|International Classification||B41M5/388, B41M5/39, B41M5/385, B41M5/46, B41M5/392, D06P5/00, B41M5/382, C09K3/00|
|Cooperative Classification||Y10T428/31786, Y10S428/914, Y10S428/913, B41M5/465, B41M5/392|
|Mar 30, 1988||AS||Assignment|
Owner name: EASTMAN KODAK COMPANY, ROCHESTER, NY, A NJ CORP.
Free format text: ASSIGNMENT OF ASSIGNORS INTEREST.;ASSIGNORS:BYERS, GARY W.;CHAPMAN, DEREK D.;REEL/FRAME:004841/0318
Effective date: 19871120
Owner name: EASTMAN KODAK COMPANY, A NJ CORP.,NEW YORK
Free format text: ASSIGNMENT OF ASSIGNORS INTEREST;ASSIGNORS:BYERS, GARY W.;CHAPMAN, DEREK D.;REEL/FRAME:004841/0318
Effective date: 19871120
|Oct 17, 1991||FPAY||Fee payment|
Year of fee payment: 4
|Oct 18, 1995||FPAY||Fee payment|
Year of fee payment: 8

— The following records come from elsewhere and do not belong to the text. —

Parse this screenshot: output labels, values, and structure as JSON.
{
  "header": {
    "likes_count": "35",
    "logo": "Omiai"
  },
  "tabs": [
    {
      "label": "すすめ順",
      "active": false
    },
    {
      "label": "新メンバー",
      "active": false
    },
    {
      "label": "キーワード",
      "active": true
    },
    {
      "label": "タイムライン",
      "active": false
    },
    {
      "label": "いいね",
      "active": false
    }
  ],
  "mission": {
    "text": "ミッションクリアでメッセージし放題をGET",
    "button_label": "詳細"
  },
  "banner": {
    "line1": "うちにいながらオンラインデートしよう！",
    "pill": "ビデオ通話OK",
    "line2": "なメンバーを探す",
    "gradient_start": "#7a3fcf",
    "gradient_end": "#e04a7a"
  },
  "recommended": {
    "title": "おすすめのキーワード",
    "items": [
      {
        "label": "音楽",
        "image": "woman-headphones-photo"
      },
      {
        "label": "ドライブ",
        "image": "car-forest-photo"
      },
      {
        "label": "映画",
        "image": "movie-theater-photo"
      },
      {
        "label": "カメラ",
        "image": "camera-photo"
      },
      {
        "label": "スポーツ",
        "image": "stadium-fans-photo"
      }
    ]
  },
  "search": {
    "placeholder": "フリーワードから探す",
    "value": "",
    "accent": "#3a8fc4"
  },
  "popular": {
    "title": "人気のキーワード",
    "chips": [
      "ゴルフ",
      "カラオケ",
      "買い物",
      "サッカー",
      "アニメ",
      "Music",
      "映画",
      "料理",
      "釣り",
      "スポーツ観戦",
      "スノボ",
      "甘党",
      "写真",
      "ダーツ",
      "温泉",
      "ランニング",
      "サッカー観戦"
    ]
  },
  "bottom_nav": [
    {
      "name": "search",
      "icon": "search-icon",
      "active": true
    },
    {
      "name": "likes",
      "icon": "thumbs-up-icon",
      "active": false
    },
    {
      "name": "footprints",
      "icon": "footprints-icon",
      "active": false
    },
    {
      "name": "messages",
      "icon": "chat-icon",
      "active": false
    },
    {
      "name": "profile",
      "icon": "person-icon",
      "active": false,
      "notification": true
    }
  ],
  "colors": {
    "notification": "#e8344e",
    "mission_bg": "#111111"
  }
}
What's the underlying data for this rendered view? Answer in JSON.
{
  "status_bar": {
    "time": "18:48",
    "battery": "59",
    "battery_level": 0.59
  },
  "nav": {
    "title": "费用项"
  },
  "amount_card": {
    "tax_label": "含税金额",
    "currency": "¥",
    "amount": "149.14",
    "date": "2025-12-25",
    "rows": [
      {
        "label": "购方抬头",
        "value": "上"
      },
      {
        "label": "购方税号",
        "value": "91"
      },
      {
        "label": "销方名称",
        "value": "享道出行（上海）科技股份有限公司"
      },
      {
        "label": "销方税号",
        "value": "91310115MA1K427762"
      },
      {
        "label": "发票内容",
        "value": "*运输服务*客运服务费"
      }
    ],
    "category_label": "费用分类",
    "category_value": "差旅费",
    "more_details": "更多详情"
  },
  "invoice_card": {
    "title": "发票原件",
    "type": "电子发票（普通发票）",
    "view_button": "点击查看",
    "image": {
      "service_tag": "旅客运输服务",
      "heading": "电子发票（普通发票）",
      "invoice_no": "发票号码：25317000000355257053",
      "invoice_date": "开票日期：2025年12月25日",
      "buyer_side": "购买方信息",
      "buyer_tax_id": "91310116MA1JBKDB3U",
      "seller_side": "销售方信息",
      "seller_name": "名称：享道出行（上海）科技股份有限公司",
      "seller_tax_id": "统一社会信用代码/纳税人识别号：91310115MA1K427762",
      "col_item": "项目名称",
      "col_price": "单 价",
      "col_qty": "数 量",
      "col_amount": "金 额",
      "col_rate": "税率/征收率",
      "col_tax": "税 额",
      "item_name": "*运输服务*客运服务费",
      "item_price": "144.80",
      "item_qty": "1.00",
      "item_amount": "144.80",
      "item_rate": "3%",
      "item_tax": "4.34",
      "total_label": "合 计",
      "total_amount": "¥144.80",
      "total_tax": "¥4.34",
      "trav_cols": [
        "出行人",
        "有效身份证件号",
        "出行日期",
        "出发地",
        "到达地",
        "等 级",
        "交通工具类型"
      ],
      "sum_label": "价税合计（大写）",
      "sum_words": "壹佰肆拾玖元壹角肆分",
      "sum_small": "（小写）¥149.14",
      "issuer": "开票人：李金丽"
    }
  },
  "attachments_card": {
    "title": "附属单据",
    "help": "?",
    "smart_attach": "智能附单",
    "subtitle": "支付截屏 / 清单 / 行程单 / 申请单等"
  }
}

|Nov 23, 1999||FPAY||Fee payment|
Year of fee payment: 12